1. Don’t fall into “vertigo.”

Perhaps no relationship in life is as intense as that between parent and child. So as conflict intensifies, you risk having the tension emotionally consume you, to the extent that you can think of nothing else in your life. I call this experience vertigo, for you feel like the world is spinning out of control. Every time you try to regain focus, your child makes a new demand of you or a child lobs a punch at a sibling, pulling you one step further into that emotional swirl.

The best way to break out of vertigo is to avoid getting into it. As tensions escalate, ask yourself one critical question: “Do I really want to get caught up in this conflict?” Most likely, the answer will be no. So take a moment to regain perspective: Take a deep breath and imagine yourself an hour from now, alone in the shower or in your bed relaxing and reading a book. Or imagine yourself on the moon looking down at your interaction. Is it really worth getting so worked up over your kid’s bedtime? Probably not.

2. Appreciate your child’s concerns.

We parents tend to think that we know all the right answers, especially when we are in arguments with our children. But just because we have power over our kids doesn’t mean that there is no validity to their perspectives.

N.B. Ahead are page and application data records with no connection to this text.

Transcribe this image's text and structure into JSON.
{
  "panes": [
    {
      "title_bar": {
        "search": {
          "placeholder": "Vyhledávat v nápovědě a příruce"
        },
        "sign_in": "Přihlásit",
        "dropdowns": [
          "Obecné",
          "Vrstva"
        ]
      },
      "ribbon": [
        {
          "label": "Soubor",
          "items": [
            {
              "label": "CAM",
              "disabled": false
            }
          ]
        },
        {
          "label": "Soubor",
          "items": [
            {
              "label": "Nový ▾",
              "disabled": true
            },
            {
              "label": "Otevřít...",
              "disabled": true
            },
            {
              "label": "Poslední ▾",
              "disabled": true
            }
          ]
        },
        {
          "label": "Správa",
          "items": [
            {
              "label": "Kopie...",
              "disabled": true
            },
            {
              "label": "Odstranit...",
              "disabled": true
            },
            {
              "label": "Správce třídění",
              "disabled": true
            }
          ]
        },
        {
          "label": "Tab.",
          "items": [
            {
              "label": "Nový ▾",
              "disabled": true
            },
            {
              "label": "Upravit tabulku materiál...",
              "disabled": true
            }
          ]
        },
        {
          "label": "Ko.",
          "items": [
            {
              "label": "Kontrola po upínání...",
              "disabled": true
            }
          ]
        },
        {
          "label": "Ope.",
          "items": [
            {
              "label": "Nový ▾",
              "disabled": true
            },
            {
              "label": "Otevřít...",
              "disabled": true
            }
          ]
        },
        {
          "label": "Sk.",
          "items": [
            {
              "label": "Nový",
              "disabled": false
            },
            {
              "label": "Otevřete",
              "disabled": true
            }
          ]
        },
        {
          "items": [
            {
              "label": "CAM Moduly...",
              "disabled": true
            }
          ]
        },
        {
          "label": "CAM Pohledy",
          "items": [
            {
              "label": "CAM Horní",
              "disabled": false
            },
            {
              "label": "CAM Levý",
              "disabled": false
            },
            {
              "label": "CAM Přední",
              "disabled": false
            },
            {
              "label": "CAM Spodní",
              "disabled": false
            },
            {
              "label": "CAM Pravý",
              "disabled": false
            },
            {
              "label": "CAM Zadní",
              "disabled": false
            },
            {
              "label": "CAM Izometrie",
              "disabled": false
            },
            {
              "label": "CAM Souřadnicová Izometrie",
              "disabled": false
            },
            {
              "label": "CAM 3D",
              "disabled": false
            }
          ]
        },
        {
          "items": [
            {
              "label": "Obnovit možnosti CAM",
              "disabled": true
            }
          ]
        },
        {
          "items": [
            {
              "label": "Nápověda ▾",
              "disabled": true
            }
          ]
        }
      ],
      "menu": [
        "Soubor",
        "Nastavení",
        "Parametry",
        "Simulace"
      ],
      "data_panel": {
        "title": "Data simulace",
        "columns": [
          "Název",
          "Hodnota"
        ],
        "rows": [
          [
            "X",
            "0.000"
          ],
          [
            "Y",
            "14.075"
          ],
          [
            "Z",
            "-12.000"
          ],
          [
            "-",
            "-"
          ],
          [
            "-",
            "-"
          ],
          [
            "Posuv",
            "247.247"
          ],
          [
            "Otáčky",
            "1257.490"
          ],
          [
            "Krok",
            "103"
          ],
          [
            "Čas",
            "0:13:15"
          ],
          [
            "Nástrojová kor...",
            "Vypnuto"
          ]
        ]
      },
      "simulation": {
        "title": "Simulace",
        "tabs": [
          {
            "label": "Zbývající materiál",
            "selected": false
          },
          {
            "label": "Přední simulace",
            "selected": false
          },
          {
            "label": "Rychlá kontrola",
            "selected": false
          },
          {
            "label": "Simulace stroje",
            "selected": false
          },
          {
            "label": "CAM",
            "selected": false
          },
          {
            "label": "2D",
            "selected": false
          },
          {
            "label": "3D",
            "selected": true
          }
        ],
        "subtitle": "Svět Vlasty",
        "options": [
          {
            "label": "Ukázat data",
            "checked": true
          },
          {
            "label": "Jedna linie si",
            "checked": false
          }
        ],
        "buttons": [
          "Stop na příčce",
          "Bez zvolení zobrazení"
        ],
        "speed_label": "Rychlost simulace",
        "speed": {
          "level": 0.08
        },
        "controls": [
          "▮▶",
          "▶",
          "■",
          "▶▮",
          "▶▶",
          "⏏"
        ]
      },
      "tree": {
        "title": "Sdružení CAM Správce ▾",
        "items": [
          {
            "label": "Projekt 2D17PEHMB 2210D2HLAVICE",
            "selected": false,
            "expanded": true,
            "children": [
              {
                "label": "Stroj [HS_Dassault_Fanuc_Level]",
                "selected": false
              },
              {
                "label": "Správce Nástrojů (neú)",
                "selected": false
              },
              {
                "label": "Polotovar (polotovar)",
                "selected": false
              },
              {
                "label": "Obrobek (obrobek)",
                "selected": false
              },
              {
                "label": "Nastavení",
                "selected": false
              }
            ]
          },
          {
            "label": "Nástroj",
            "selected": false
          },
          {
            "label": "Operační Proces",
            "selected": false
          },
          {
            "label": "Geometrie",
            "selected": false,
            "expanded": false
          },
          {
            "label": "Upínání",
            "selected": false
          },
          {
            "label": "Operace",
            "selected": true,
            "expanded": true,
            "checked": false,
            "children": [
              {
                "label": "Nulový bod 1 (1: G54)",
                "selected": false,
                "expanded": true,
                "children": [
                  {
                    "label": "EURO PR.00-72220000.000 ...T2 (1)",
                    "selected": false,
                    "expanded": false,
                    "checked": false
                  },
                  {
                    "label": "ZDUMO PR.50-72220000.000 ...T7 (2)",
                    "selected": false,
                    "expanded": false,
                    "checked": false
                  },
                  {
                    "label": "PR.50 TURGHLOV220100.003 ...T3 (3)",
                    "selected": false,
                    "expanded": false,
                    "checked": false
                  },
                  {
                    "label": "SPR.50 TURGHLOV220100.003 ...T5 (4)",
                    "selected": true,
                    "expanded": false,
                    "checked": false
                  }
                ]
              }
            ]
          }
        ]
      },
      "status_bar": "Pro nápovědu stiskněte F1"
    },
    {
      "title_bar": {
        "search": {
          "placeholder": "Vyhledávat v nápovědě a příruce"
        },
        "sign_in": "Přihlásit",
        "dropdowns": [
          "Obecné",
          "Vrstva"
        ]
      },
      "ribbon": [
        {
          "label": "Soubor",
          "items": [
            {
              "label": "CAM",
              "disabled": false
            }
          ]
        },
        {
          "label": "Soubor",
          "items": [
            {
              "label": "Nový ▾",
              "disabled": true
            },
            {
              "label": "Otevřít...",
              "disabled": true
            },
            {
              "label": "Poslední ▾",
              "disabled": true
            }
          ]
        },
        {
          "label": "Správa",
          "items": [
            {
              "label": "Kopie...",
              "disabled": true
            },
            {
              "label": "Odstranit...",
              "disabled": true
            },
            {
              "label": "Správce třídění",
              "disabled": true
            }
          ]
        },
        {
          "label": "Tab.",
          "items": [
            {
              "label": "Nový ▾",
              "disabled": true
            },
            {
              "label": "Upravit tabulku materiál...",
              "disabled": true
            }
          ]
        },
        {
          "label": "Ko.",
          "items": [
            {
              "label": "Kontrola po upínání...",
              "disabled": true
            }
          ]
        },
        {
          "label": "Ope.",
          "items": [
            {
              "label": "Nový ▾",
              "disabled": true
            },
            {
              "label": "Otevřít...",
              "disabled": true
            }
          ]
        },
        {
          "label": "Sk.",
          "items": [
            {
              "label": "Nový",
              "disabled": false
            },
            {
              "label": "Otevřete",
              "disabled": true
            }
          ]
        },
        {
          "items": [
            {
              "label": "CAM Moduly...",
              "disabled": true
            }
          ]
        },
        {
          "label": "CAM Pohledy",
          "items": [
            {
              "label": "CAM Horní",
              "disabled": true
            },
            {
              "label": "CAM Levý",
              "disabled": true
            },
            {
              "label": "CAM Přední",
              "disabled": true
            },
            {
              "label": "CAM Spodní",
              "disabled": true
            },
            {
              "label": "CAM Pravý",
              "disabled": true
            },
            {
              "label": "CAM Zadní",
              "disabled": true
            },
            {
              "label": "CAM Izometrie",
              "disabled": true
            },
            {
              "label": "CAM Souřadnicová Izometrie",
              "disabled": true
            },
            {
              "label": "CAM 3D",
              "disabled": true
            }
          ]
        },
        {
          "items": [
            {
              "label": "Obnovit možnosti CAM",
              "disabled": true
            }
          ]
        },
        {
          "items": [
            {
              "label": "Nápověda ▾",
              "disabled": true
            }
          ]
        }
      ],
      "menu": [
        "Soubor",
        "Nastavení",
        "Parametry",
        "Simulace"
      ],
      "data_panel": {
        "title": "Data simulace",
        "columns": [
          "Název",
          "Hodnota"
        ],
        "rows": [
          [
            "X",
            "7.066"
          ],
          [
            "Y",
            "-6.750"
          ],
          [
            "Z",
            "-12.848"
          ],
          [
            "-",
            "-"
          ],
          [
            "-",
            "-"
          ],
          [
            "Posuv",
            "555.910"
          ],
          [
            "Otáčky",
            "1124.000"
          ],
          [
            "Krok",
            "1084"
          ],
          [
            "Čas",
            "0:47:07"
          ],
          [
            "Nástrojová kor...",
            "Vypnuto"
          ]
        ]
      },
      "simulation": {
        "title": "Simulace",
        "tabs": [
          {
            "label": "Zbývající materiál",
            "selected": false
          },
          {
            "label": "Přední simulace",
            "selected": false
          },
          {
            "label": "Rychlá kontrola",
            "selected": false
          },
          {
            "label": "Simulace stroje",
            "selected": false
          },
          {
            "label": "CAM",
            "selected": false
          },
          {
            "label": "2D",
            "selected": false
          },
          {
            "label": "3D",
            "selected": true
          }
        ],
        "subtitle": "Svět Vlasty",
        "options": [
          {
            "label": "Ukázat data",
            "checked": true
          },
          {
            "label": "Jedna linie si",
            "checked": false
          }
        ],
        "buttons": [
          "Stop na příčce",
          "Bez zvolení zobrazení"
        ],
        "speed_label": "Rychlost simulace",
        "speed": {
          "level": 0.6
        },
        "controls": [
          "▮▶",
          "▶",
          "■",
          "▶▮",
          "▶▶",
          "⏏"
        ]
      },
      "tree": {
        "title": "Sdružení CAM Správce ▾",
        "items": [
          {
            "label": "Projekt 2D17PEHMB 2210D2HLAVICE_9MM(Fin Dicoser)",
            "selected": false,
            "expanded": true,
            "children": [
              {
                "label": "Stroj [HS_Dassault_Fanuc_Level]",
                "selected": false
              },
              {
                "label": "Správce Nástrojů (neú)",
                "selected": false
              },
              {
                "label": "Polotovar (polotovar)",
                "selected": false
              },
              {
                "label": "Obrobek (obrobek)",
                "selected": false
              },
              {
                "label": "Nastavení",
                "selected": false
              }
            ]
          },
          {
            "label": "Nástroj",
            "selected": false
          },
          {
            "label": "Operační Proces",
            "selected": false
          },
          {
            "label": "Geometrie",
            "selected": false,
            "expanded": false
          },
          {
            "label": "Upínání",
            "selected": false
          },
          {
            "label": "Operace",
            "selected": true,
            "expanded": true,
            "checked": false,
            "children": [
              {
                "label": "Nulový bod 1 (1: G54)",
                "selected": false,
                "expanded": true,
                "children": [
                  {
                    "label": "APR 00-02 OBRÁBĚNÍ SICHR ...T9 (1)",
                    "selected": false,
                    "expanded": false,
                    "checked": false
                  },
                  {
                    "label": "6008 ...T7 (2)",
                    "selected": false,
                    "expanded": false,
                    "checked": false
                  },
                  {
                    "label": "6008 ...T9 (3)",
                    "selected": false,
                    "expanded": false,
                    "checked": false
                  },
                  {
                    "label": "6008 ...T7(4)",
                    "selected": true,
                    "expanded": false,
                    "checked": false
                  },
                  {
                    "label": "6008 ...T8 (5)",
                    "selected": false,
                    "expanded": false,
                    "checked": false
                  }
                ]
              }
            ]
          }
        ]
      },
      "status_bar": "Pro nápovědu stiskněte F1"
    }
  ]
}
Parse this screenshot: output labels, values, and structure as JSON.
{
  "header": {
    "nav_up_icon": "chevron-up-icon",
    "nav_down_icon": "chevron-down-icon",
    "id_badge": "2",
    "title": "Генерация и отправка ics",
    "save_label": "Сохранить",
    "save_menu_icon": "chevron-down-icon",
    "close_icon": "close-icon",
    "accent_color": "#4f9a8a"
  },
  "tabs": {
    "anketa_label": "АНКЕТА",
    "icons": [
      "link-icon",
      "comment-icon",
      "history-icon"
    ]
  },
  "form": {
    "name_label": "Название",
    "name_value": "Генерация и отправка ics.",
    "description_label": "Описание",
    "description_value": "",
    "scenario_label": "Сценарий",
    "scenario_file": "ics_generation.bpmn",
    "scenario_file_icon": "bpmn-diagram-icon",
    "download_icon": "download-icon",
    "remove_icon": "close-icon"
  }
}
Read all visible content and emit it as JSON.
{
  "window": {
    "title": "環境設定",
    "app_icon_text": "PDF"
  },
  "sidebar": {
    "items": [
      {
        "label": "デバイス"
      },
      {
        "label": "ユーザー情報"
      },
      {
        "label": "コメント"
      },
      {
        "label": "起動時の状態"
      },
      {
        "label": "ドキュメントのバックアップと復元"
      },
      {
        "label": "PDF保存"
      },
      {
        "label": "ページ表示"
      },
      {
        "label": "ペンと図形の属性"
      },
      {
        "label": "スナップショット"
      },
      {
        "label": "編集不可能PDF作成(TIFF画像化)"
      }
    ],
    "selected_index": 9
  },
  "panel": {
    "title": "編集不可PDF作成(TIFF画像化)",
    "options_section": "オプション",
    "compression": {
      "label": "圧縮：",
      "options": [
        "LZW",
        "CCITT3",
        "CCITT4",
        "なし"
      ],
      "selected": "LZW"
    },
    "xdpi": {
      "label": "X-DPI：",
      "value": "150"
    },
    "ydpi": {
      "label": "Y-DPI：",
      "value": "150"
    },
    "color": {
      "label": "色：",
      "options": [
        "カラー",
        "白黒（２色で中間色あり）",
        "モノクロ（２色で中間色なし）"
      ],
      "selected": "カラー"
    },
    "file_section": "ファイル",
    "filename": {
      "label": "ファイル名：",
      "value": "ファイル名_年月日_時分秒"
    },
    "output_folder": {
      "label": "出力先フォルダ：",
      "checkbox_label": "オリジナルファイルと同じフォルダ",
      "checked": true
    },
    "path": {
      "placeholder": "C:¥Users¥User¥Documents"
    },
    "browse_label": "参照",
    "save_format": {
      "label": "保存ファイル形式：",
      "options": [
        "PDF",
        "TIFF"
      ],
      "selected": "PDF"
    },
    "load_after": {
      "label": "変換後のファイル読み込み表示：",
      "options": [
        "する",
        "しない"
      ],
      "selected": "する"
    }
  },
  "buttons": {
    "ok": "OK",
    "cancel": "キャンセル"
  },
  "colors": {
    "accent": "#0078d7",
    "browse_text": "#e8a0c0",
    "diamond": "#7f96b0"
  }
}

Kids often have a good rationale motivating their behavior, and it pays to take the time to inquire, listen, and try to understand. When your ten-year-old starts shouting that you treat him unfairly, don’t just defend your behavior. Ask why he thinks that way. He may be jealous of the leniency you show in disciplining his younger brothers, or he may be making a call for more attention.

3. Give your child some autonomy.

Imagine how disempowering it can feel to be a child: Your parents tell you what time to wake up, what to eat, when to sleep, and even how to talk. Unsurprisingly, then, children want some freedom to determine their own destiny. Even my four-year-old son Liam will break out in a temper tantrum if I choose his dessert for him. “Daddy! I want to choose!!!” So the next time your child asks if she can stay up an extra half hour, don’t just say no. Ask why. Listen to her reason, and give her a choice: “If you stay up later tonight, you will have to go to bed earlier tomorrow night. Which do you want?”

4. Resist the repetition compulsion.

Notice the patterns of conflict that you tend to repeat when in a fight with a child. In my own family, I noticed a common pattern develop with my ten-year-old son, Noah. The moment he started to tease his younger brothers, I would immediately step in with tough words: “Noah … stop!” He tended to ignore those words and persist with his behavior, which undermined my authority but elevated his status in his brothers’ eyes. Of course, I would then further assert my authority, again demanding he stop. Inevitably, our conversation would end in a verbal clash.

But our relationship was not doomed. The key is to notice a dysfunctional pattern of conflict and commit to changing one or two actions in that process. In my relationship with Noah, I came to understand our typical pattern of mutual confrontation, and I sought to change my behavior. When Noah next teased his brothers, I stepped in and asked him to stop. He refused. But instead of escalating my demand, I asked his advice on how we might deal with the situation. He appeared caught off guard, and told me that his younger brothers had been invading his space on the couch. Nowwe were talking, listening, and effectively communicating. By asking Noah for advice, I jolted us out of our typical pattern of discord, which created space for us to have a more productive conversation.

So take action today, tomorrow, and the next.

As I write this article, I realize that the advice I am sharing is as much for me as for you. My three boys are loving and adorable, but they certainly test their daddy’s patience on a daily basis. Patterns of conflict are hard to change. But with conscientious effort, you can avoid falling prey to vertigo, to the repetition compulsion, and to the usual fight. As you keep trying, your fights will start to feel more manageable, and your relationships will feel more constructive. And with enough effort, you may just be able to master the fine art of conflict resolution by the time your child grows up.